HOW TO COMPLETE THIS TASK:
Once the pictures are set aside, repeat all of the data below exactly.

Dataset rows describing interfaces:
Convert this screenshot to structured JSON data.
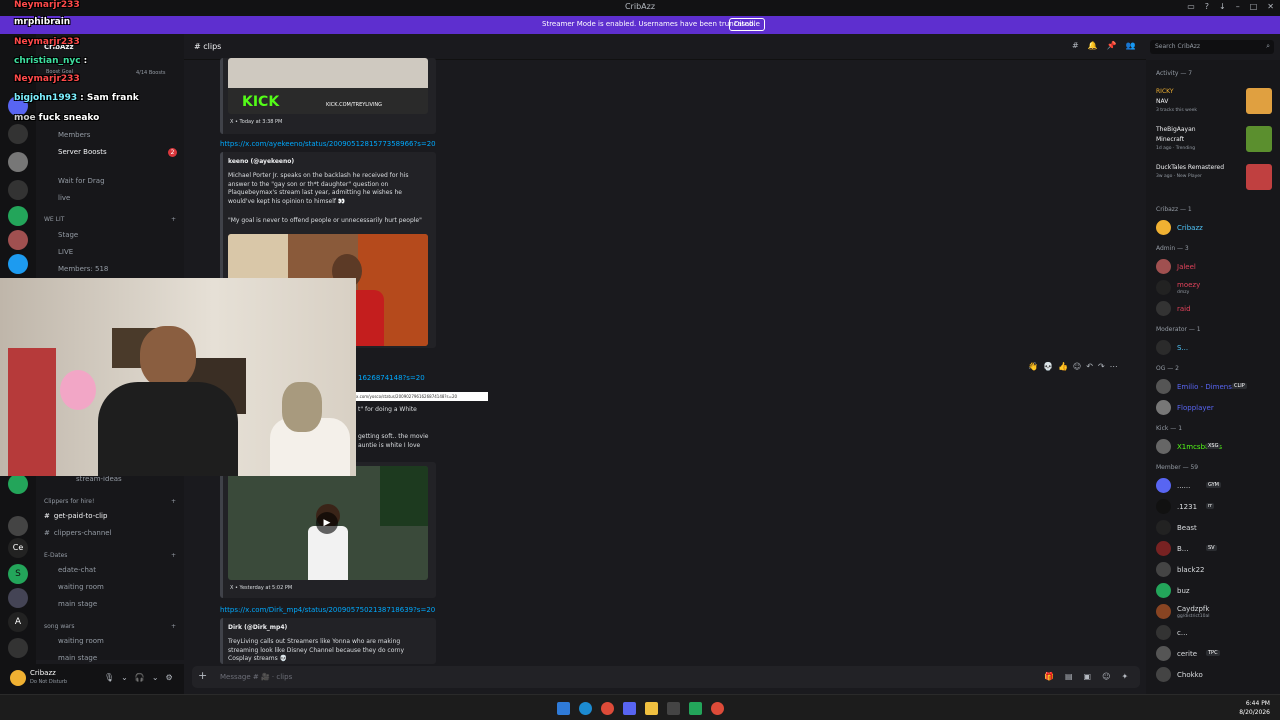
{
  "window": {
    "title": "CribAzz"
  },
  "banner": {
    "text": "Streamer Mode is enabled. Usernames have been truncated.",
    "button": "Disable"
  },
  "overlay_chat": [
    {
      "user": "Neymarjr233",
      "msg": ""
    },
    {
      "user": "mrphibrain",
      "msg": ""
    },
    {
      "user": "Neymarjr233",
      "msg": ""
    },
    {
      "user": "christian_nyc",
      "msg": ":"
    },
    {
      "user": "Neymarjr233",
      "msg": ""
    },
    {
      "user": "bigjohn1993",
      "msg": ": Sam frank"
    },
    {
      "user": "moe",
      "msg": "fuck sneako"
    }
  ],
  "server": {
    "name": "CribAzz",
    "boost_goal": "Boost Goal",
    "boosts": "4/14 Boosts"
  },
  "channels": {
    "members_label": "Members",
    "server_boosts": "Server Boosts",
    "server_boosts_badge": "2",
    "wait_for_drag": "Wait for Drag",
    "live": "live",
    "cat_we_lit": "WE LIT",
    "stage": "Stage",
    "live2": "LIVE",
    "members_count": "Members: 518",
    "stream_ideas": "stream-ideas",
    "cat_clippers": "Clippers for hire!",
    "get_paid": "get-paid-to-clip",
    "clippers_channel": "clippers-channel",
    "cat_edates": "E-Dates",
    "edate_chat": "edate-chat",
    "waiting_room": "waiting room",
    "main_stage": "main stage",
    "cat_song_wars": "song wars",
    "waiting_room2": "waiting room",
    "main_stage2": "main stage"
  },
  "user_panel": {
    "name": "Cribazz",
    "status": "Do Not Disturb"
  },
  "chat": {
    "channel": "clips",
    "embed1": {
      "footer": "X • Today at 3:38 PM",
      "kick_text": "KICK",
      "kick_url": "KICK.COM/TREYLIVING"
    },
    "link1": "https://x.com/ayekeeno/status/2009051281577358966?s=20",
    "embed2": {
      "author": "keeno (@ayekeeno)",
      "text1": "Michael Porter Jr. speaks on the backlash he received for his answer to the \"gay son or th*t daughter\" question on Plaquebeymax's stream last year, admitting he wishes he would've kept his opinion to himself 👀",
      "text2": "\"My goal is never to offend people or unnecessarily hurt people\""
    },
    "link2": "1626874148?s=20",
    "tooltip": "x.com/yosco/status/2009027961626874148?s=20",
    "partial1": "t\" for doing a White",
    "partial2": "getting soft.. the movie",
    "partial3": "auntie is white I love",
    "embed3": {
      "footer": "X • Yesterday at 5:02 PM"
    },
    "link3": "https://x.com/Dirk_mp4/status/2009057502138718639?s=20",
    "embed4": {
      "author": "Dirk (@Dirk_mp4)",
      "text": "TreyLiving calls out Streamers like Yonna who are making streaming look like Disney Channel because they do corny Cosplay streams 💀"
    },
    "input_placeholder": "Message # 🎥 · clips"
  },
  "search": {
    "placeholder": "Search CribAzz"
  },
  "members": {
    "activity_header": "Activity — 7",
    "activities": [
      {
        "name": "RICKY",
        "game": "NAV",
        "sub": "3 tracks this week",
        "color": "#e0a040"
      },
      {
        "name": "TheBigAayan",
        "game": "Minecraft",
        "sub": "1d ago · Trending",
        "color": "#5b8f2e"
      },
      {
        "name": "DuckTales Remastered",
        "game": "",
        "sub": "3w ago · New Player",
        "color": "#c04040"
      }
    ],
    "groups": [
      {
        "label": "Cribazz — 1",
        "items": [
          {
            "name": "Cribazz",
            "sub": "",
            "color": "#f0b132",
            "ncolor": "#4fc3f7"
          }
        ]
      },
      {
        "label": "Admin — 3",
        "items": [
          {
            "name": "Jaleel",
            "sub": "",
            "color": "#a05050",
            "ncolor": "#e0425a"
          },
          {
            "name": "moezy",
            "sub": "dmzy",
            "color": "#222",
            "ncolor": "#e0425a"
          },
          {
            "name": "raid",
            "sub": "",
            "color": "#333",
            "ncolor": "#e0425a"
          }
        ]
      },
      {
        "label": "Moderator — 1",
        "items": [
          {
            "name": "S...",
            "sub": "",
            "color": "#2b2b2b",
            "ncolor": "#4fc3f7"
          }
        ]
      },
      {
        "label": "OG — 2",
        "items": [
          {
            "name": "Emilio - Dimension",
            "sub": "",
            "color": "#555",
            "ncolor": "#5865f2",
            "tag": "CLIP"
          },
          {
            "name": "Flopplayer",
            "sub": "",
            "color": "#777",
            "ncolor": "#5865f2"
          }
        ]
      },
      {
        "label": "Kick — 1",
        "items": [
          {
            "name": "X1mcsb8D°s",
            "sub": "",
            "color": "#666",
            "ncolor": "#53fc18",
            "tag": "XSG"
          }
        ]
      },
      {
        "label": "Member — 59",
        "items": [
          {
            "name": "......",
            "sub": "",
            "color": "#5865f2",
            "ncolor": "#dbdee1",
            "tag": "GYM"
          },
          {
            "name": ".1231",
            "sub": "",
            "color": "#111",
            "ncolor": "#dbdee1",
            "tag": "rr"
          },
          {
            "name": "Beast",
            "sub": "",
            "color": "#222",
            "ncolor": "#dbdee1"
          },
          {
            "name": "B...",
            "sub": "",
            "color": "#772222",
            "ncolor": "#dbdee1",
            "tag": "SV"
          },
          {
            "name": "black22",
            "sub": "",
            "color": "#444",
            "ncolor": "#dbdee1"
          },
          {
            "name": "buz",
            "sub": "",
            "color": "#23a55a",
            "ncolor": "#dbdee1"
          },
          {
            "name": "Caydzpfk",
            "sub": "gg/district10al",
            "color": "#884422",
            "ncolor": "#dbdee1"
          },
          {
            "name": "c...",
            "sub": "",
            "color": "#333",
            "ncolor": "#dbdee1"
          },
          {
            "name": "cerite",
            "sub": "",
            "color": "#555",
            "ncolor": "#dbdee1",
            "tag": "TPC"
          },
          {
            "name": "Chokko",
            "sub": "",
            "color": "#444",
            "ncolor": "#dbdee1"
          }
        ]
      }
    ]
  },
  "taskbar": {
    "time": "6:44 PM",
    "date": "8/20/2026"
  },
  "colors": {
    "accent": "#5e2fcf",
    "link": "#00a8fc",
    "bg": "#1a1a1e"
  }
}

ANSWER TO THE EXERCISE:
Convert this screenshot to structured JSON data.
{
  "window": {
    "title": "CribAzz"
  },
  "banner": {
    "text": "Streamer Mode is enabled. Usernames have been truncated.",
    "button": "Disable"
  },
  "overlay_chat": [
    {
      "user": "Neymarjr233",
      "msg": ""
    },
    {
      "user": "mrphibrain",
      "msg": ""
    },
    {
      "user": "Neymarjr233",
      "msg": ""
    },
    {
      "user": "christian_nyc",
      "msg": ":"
    },
    {
      "user": "Neymarjr233",
      "msg": ""
    },
    {
      "user": "bigjohn1993",
      "msg": ": Sam frank"
    },
    {
      "user": "moe",
      "msg": "fuck sneako"
    }
  ],
  "server": {
    "name": "CribAzz",
    "boost_goal": "Boost Goal",
    "boosts": "4/14 Boosts"
  },
  "channels": {
    "members_label": "Members",
    "server_boosts": "Server Boosts",
    "server_boosts_badge": "2",
    "wait_for_drag": "Wait for Drag",
    "live": "live",
    "cat_we_lit": "WE LIT",
    "stage": "Stage",
    "live2": "LIVE",
    "members_count": "Members: 518",
    "stream_ideas": "stream-ideas",
    "cat_clippers": "Clippers for hire!",
    "get_paid": "get-paid-to-clip",
    "clippers_channel": "clippers-channel",
    "cat_edates": "E-Dates",
    "edate_chat": "edate-chat",
    "waiting_room": "waiting room",
    "main_stage": "main stage",
    "cat_song_wars": "song wars",
    "waiting_room2": "waiting room",
    "main_stage2": "main stage"
  },
  "user_panel": {
    "name": "Cribazz",
    "status": "Do Not Disturb"
  },
  "chat": {
    "channel": "clips",
    "embed1": {
      "footer": "X • Today at 3:38 PM",
      "kick_text": "KICK",
      "kick_url": "KICK.COM/TREYLIVING"
    },
    "link1": "https://x.com/ayekeeno/status/2009051281577358966?s=20",
    "embed2": {
      "author": "keeno (@ayekeeno)",
      "text1": "Michael Porter Jr. speaks on the backlash he received for his answer to the \"gay son or th*t daughter\" question on Plaquebeymax's stream last year, admitting he wishes he would've kept his opinion to himself 👀",
      "text2": "\"My goal is never to offend people or unnecessarily hurt people\""
    },
    "link2": "1626874148?s=20",
    "tooltip": "x.com/yosco/status/2009027961626874148?s=20",
    "partial1": "t\" for doing a White",
    "partial2": "getting soft.. the movie",
    "partial3": "auntie is white I love",
    "embed3": {
      "footer": "X • Yesterday at 5:02 PM"
    },
    "link3": "https://x.com/Dirk_mp4/status/2009057502138718639?s=20",
    "embed4": {
      "author": "Dirk (@Dirk_mp4)",
      "text": "TreyLiving calls out Streamers like Yonna who are making streaming look like Disney Channel because they do corny Cosplay streams 💀"
    },
    "input_placeholder": "Message # 🎥 · clips"
  },
  "search": {
    "placeholder": "Search CribAzz"
  },
  "members": {
    "activity_header": "Activity — 7",
    "activities": [
      {
        "name": "RICKY",
        "game": "NAV",
        "sub": "3 tracks this week",
        "color": "#e0a040"
      },
      {
        "name": "TheBigAayan",
        "game": "Minecraft",
        "sub": "1d ago · Trending",
        "color": "#5b8f2e"
      },
      {
        "name": "DuckTales Remastered",
        "game": "",
        "sub": "3w ago · New Player",
        "color": "#c04040"
      }
    ],
    "groups": [
      {
        "label": "Cribazz — 1",
        "items": [
          {
            "name": "Cribazz",
            "sub": "",
            "color": "#f0b132",
            "ncolor": "#4fc3f7"
          }
        ]
      },
      {
        "label": "Admin — 3",
        "items": [
          {
            "name": "Jaleel",
            "sub": "",
            "color": "#a05050",
            "ncolor": "#e0425a"
          },
          {
            "name": "moezy",
            "sub": "dmzy",
            "color": "#222",
            "ncolor": "#e0425a"
          },
          {
            "name": "raid",
            "sub": "",
            "color": "#333",
            "ncolor": "#e0425a"
          }
        ]
      },
      {
        "label": "Moderator — 1",
        "items": [
          {
            "name": "S...",
            "sub": "",
            "color": "#2b2b2b",
            "ncolor": "#4fc3f7"
          }
        ]
      },
      {
        "label": "OG — 2",
        "items": [
          {
            "name": "Emilio - Dimension",
            "sub": "",
            "color": "#555",
            "ncolor": "#5865f2",
            "tag": "CLIP"
          },
          {
            "name": "Flopplayer",
            "sub": "",
            "color": "#777",
            "ncolor": "#5865f2"
          }
        ]
      },
      {
        "label": "Kick — 1",
        "items": [
          {
            "name": "X1mcsb8D°s",
            "sub": "",
            "color": "#666",
            "ncolor": "#53fc18",
            "tag": "XSG"
          }
        ]
      },
      {
        "label": "Member — 59",
        "items": [
          {
            "name": "......",
            "sub": "",
            "color": "#5865f2",
            "ncolor": "#dbdee1",
            "tag": "GYM"
          },
          {
            "name": ".1231",
            "sub": "",
            "color": "#111",
            "ncolor": "#dbdee1",
            "tag": "rr"
          },
          {
            "name": "Beast",
            "sub": "",
            "color": "#222",
            "ncolor": "#dbdee1"
          },
          {
            "name": "B...",
            "sub": "",
            "color": "#772222",
            "ncolor": "#dbdee1",
            "tag": "SV"
          },
          {
            "name": "black22",
            "sub": "",
            "color": "#444",
            "ncolor": "#dbdee1"
          },
          {
            "name": "buz",
            "sub": "",
            "color": "#23a55a",
            "ncolor": "#dbdee1"
          },
          {
            "name": "Caydzpfk",
            "sub": "gg/district10al",
            "color": "#884422",
            "ncolor": "#dbdee1"
          },
          {
            "name": "c...",
            "sub": "",
            "color": "#333",
            "ncolor": "#dbdee1"
          },
          {
            "name": "cerite",
            "sub": "",
            "color": "#555",
            "ncolor": "#dbdee1",
            "tag": "TPC"
          },
          {
            "name": "Chokko",
            "sub": "",
            "color": "#444",
            "ncolor": "#dbdee1"
          }
        ]
      }
    ]
  },
  "taskbar": {
    "time": "6:44 PM",
    "date": "8/20/2026"
  },
  "colors": {
    "accent": "#5e2fcf",
    "link": "#00a8fc",
    "bg": "#1a1a1e"
  }
}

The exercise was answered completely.